§ **What you should do**
Please retype the entries exactly as they stand, leaving out any pictures.

§ **Available records**

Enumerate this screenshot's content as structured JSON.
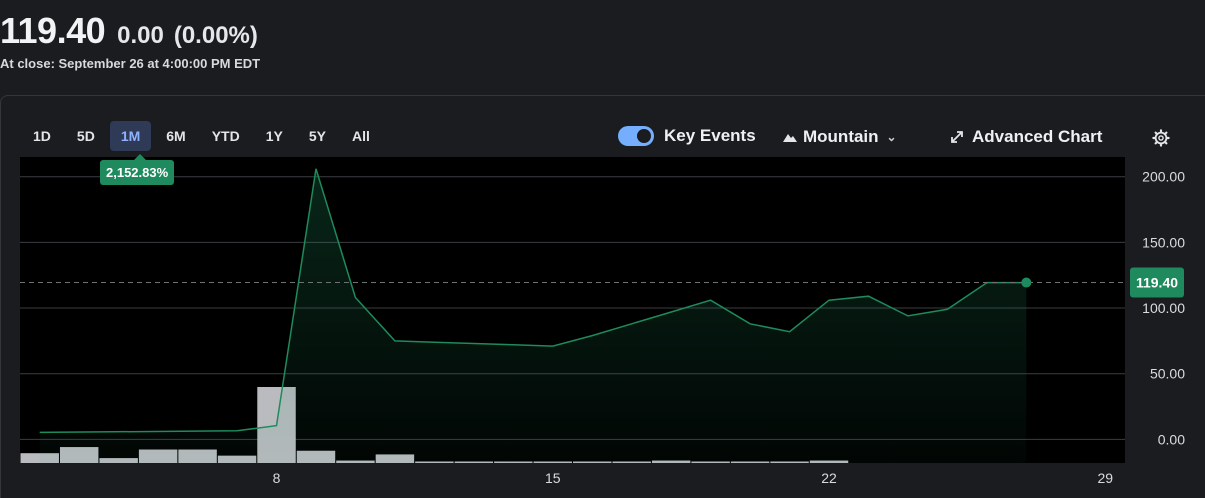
{
  "quote": {
    "price": "119.40",
    "change": "0.00",
    "change_pct": "(0.00%)",
    "close_note": "At close: September 26 at 4:00:00 PM EDT"
  },
  "ranges": [
    "1D",
    "5D",
    "1M",
    "6M",
    "YTD",
    "1Y",
    "5Y",
    "All"
  ],
  "active_range": "1M",
  "range_change_badge": "2,152.83%",
  "controls": {
    "key_events": "Key Events",
    "key_events_on": true,
    "chart_style": "Mountain",
    "advanced_chart": "Advanced Chart"
  },
  "colors": {
    "line": "#1f8a5c",
    "accent_green": "#1e8a5e",
    "toggle": "#74aefc",
    "volume_bar": "#b9bbbf"
  },
  "chart_data": {
    "type": "area",
    "x": [
      2,
      3,
      4,
      5,
      6,
      7,
      8,
      9,
      10,
      11,
      12,
      13,
      14,
      15,
      16,
      17,
      18,
      19,
      20,
      21,
      22,
      23,
      24,
      25,
      26,
      27,
      28,
      29
    ],
    "x_tick_labels": [
      "8",
      "15",
      "22",
      "29"
    ],
    "x_tick_values": [
      8,
      15,
      22,
      29
    ],
    "series": [
      {
        "price_points": [
          {
            "x": 2,
            "y": 5.3
          },
          {
            "x": 7,
            "y": 6.5
          },
          {
            "x": 8,
            "y": 10.5
          },
          {
            "x": 9,
            "y": 206
          },
          {
            "x": 10,
            "y": 108
          },
          {
            "x": 11,
            "y": 75
          },
          {
            "x": 12,
            "y": 74
          },
          {
            "x": 13,
            "y": 73
          },
          {
            "x": 14,
            "y": 72
          },
          {
            "x": 15,
            "y": 71
          },
          {
            "x": 16,
            "y": 79
          },
          {
            "x": 17,
            "y": 88
          },
          {
            "x": 18,
            "y": 97
          },
          {
            "x": 19,
            "y": 106
          },
          {
            "x": 20,
            "y": 88
          },
          {
            "x": 21,
            "y": 82
          },
          {
            "x": 22,
            "y": 106
          },
          {
            "x": 23,
            "y": 109
          },
          {
            "x": 24,
            "y": 94
          },
          {
            "x": 25,
            "y": 99
          },
          {
            "x": 26,
            "y": 119.4
          },
          {
            "x": 27,
            "y": 119.4
          }
        ]
      }
    ],
    "volume": [
      {
        "x": 2,
        "v": 8
      },
      {
        "x": 3,
        "v": 13
      },
      {
        "x": 4,
        "v": 4
      },
      {
        "x": 5,
        "v": 11
      },
      {
        "x": 6,
        "v": 11
      },
      {
        "x": 7,
        "v": 6
      },
      {
        "x": 8,
        "v": 62
      },
      {
        "x": 9,
        "v": 10
      },
      {
        "x": 10,
        "v": 2
      },
      {
        "x": 11,
        "v": 7
      },
      {
        "x": 12,
        "v": 1
      },
      {
        "x": 13,
        "v": 1
      },
      {
        "x": 14,
        "v": 1
      },
      {
        "x": 15,
        "v": 1
      },
      {
        "x": 16,
        "v": 0.5
      },
      {
        "x": 17,
        "v": 0.5
      },
      {
        "x": 18,
        "v": 2
      },
      {
        "x": 19,
        "v": 1
      },
      {
        "x": 20,
        "v": 1
      },
      {
        "x": 21,
        "v": 1
      },
      {
        "x": 22,
        "v": 2
      }
    ],
    "y_ticks": [
      0,
      50,
      100,
      150,
      200
    ],
    "y_tick_labels": [
      "0.00",
      "50.00",
      "100.00",
      "150.00",
      "200.00"
    ],
    "ylim": [
      -18,
      215
    ],
    "last_value_label": "119.40",
    "last_value": 119.4,
    "grid": true
  }
}
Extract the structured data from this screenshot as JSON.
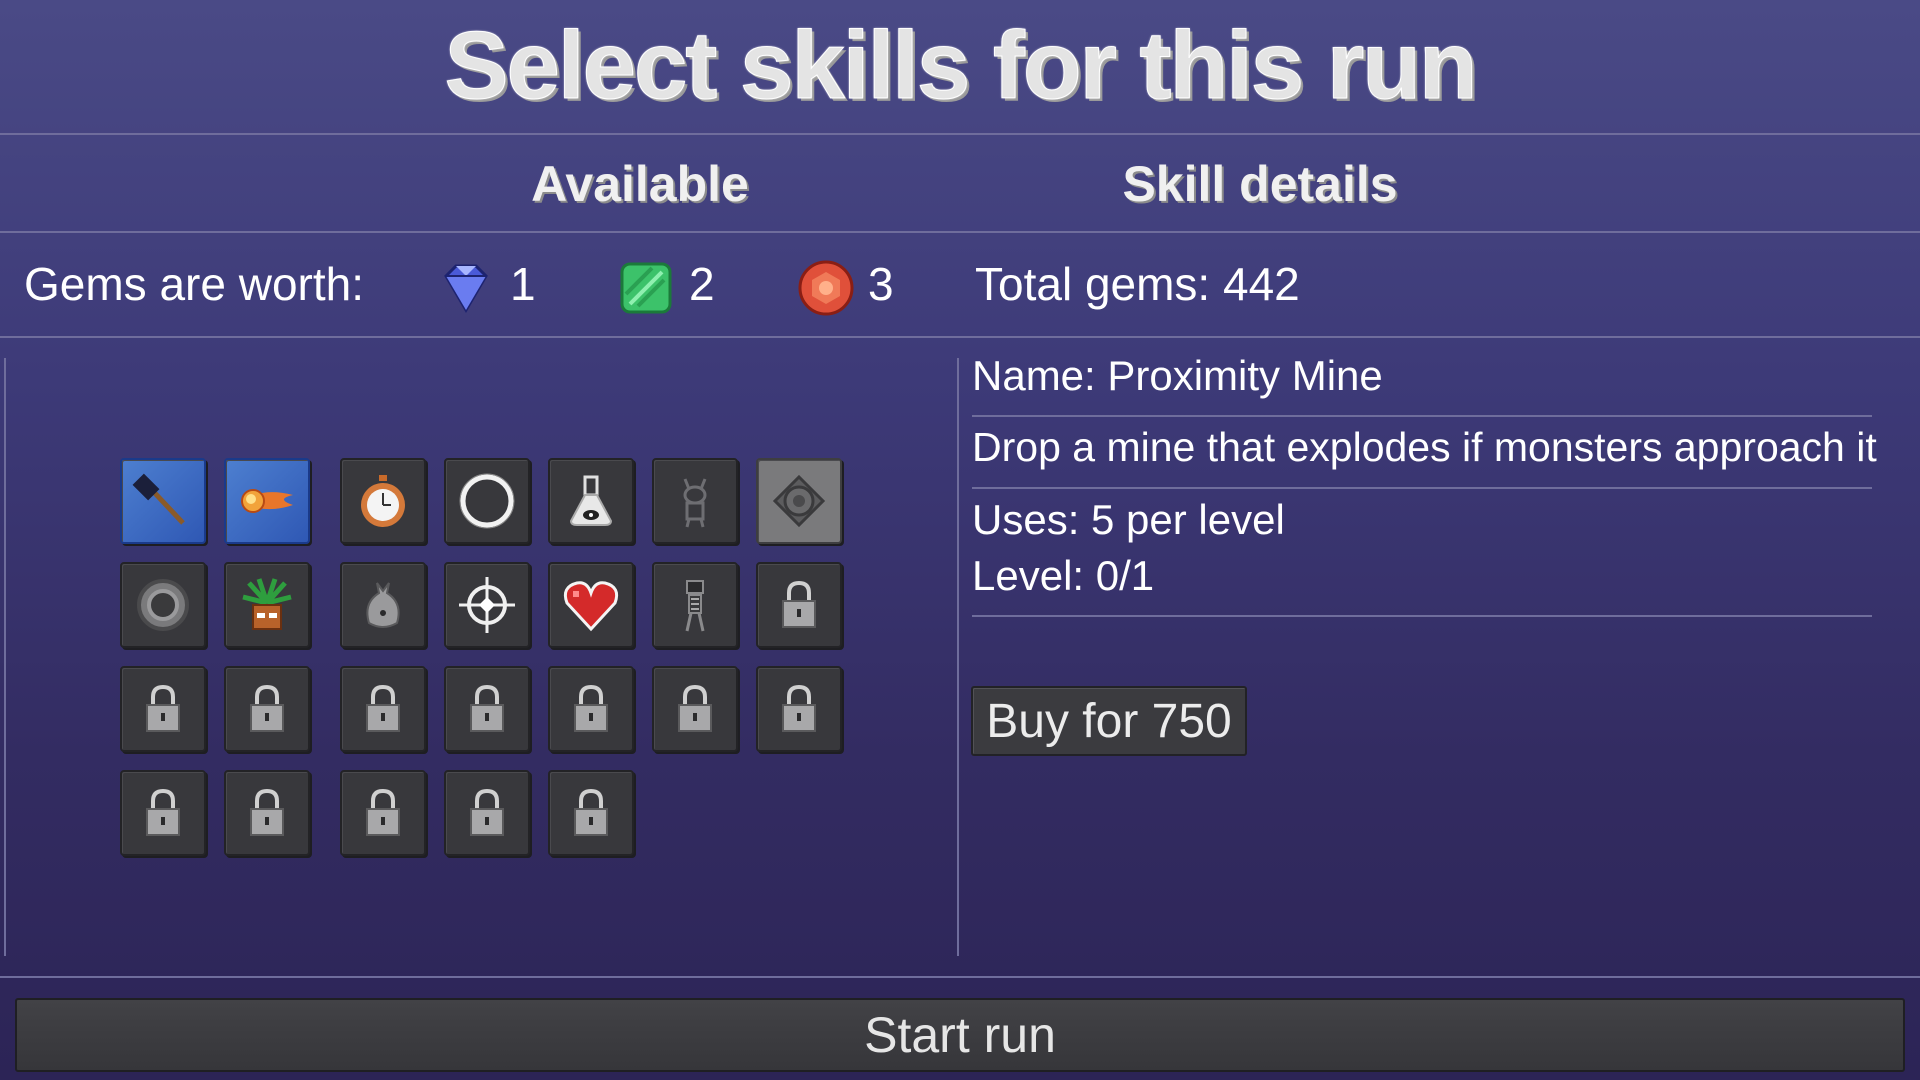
{
  "title": "Select skills for this run",
  "headers": {
    "available": "Available",
    "details": "Skill details"
  },
  "gems": {
    "label": "Gems are worth:",
    "blue": {
      "icon": "blue-diamond-gem",
      "value": "1"
    },
    "green": {
      "icon": "green-emerald-gem",
      "value": "2"
    },
    "red": {
      "icon": "red-ruby-gem",
      "value": "3"
    },
    "total": "Total gems: 442"
  },
  "skills": [
    {
      "icon": "hammer",
      "state": "selected"
    },
    {
      "icon": "fireball",
      "state": "selected"
    },
    {
      "icon": "stopwatch",
      "state": "owned"
    },
    {
      "icon": "ring",
      "state": "owned"
    },
    {
      "icon": "potion-flask",
      "state": "owned"
    },
    {
      "icon": "ghost-creature",
      "state": "owned"
    },
    {
      "icon": "proximity-mine",
      "state": "highlighted"
    },
    {
      "icon": "shield-ring",
      "state": "owned"
    },
    {
      "icon": "potted-plant",
      "state": "owned"
    },
    {
      "icon": "grey-sack",
      "state": "owned"
    },
    {
      "icon": "crosshair",
      "state": "owned"
    },
    {
      "icon": "heart",
      "state": "owned"
    },
    {
      "icon": "skeleton",
      "state": "owned"
    },
    {
      "icon": "padlock",
      "state": "locked"
    },
    {
      "icon": "padlock",
      "state": "locked"
    },
    {
      "icon": "padlock",
      "state": "locked"
    },
    {
      "icon": "padlock",
      "state": "locked"
    },
    {
      "icon": "padlock",
      "state": "locked"
    },
    {
      "icon": "padlock",
      "state": "locked"
    },
    {
      "icon": "padlock",
      "state": "locked"
    },
    {
      "icon": "padlock",
      "state": "locked"
    },
    {
      "icon": "padlock",
      "state": "locked"
    },
    {
      "icon": "padlock",
      "state": "locked"
    },
    {
      "icon": "padlock",
      "state": "locked"
    },
    {
      "icon": "padlock",
      "state": "locked"
    },
    {
      "icon": "padlock",
      "state": "locked"
    }
  ],
  "details": {
    "name": "Name: Proximity Mine",
    "description": "Drop a mine that explodes if monsters approach it",
    "uses": "Uses: 5 per level",
    "level": "Level: 0/1",
    "buy_label": "Buy for 750"
  },
  "start_label": "Start run",
  "colors": {
    "selected": "#3f6cc4",
    "slot": "#38383c",
    "highlight": "#7a7a7c",
    "background": "#3d3a78"
  }
}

§ **Task response**
Enumerate this screenshot's content as structured JSON.
{
  "quote": {
    "price": "119.40",
    "change": "0.00",
    "change_pct": "(0.00%)",
    "close_note": "At close: September 26 at 4:00:00 PM EDT"
  },
  "ranges": [
    "1D",
    "5D",
    "1M",
    "6M",
    "YTD",
    "1Y",
    "5Y",
    "All"
  ],
  "active_range": "1M",
  "range_change_badge": "2,152.83%",
  "controls": {
    "key_events": "Key Events",
    "key_events_on": true,
    "chart_style": "Mountain",
    "advanced_chart": "Advanced Chart"
  },
  "colors": {
    "line": "#1f8a5c",
    "accent_green": "#1e8a5e",
    "toggle": "#74aefc",
    "volume_bar": "#b9bbbf"
  },
  "chart_data": {
    "type": "area",
    "x": [
      2,
      3,
      4,
      5,
      6,
      7,
      8,
      9,
      10,
      11,
      12,
      13,
      14,
      15,
      16,
      17,
      18,
      19,
      20,
      21,
      22,
      23,
      24,
      25,
      26,
      27,
      28,
      29
    ],
    "x_tick_labels": [
      "8",
      "15",
      "22",
      "29"
    ],
    "x_tick_values": [
      8,
      15,
      22,
      29
    ],
    "series": [
      {
        "price_points": [
          {
            "x": 2,
            "y": 5.3
          },
          {
            "x": 7,
            "y": 6.5
          },
          {
            "x": 8,
            "y": 10.5
          },
          {
            "x": 9,
            "y": 206
          },
          {
            "x": 10,
            "y": 108
          },
          {
            "x": 11,
            "y": 75
          },
          {
            "x": 12,
            "y": 74
          },
          {
            "x": 13,
            "y": 73
          },
          {
            "x": 14,
            "y": 72
          },
          {
            "x": 15,
            "y": 71
          },
          {
            "x": 16,
            "y": 79
          },
          {
            "x": 17,
            "y": 88
          },
          {
            "x": 18,
            "y": 97
          },
          {
            "x": 19,
            "y": 106
          },
          {
            "x": 20,
            "y": 88
          },
          {
            "x": 21,
            "y": 82
          },
          {
            "x": 22,
            "y": 106
          },
          {
            "x": 23,
            "y": 109
          },
          {
            "x": 24,
            "y": 94
          },
          {
            "x": 25,
            "y": 99
          },
          {
            "x": 26,
            "y": 119.4
          },
          {
            "x": 27,
            "y": 119.4
          }
        ]
      }
    ],
    "volume": [
      {
        "x": 2,
        "v": 8
      },
      {
        "x": 3,
        "v": 13
      },
      {
        "x": 4,
        "v": 4
      },
      {
        "x": 5,
        "v": 11
      },
      {
        "x": 6,
        "v": 11
      },
      {
        "x": 7,
        "v": 6
      },
      {
        "x": 8,
        "v": 62
      },
      {
        "x": 9,
        "v": 10
      },
      {
        "x": 10,
        "v": 2
      },
      {
        "x": 11,
        "v": 7
      },
      {
        "x": 12,
        "v": 1
      },
      {
        "x": 13,
        "v": 1
      },
      {
        "x": 14,
        "v": 1
      },
      {
        "x": 15,
        "v": 1
      },
      {
        "x": 16,
        "v": 0.5
      },
      {
        "x": 17,
        "v": 0.5
      },
      {
        "x": 18,
        "v": 2
      },
      {
        "x": 19,
        "v": 1
      },
      {
        "x": 20,
        "v": 1
      },
      {
        "x": 21,
        "v": 1
      },
      {
        "x": 22,
        "v": 2
      }
    ],
    "y_ticks": [
      0,
      50,
      100,
      150,
      200
    ],
    "y_tick_labels": [
      "0.00",
      "50.00",
      "100.00",
      "150.00",
      "200.00"
    ],
    "ylim": [
      -18,
      215
    ],
    "last_value_label": "119.40",
    "last_value": 119.4,
    "grid": true
  }
}
Extract the structured data from this screenshot as JSON.
{
  "title": "Select skills for this run",
  "headers": {
    "available": "Available",
    "details": "Skill details"
  },
  "gems": {
    "label": "Gems are worth:",
    "blue": {
      "icon": "blue-diamond-gem",
      "value": "1"
    },
    "green": {
      "icon": "green-emerald-gem",
      "value": "2"
    },
    "red": {
      "icon": "red-ruby-gem",
      "value": "3"
    },
    "total": "Total gems: 442"
  },
  "skills": [
    {
      "icon": "hammer",
      "state": "selected"
    },
    {
      "icon": "fireball",
      "state": "selected"
    },
    {
      "icon": "stopwatch",
      "state": "owned"
    },
    {
      "icon": "ring",
      "state": "owned"
    },
    {
      "icon": "potion-flask",
      "state": "owned"
    },
    {
      "icon": "ghost-creature",
      "state": "owned"
    },
    {
      "icon": "proximity-mine",
      "state": "highlighted"
    },
    {
      "icon": "shield-ring",
      "state": "owned"
    },
    {
      "icon": "potted-plant",
      "state": "owned"
    },
    {
      "icon": "grey-sack",
      "state": "owned"
    },
    {
      "icon": "crosshair",
      "state": "owned"
    },
    {
      "icon": "heart",
      "state": "owned"
    },
    {
      "icon": "skeleton",
      "state": "owned"
    },
    {
      "icon": "padlock",
      "state": "locked"
    },
    {
      "icon": "padlock",
      "state": "locked"
    },
    {
      "icon": "padlock",
      "state": "locked"
    },
    {
      "icon": "padlock",
      "state": "locked"
    },
    {
      "icon": "padlock",
      "state": "locked"
    },
    {
      "icon": "padlock",
      "state": "locked"
    },
    {
      "icon": "padlock",
      "state": "locked"
    },
    {
      "icon": "padlock",
      "state": "locked"
    },
    {
      "icon": "padlock",
      "state": "locked"
    },
    {
      "icon": "padlock",
      "state": "locked"
    },
    {
      "icon": "padlock",
      "state": "locked"
    },
    {
      "icon": "padlock",
      "state": "locked"
    },
    {
      "icon": "padlock",
      "state": "locked"
    }
  ],
  "details": {
    "name": "Name: Proximity Mine",
    "description": "Drop a mine that explodes if monsters approach it",
    "uses": "Uses: 5 per level",
    "level": "Level: 0/1",
    "buy_label": "Buy for 750"
  },
  "start_label": "Start run",
  "colors": {
    "selected": "#3f6cc4",
    "slot": "#38383c",
    "highlight": "#7a7a7c",
    "background": "#3d3a78"
  }
}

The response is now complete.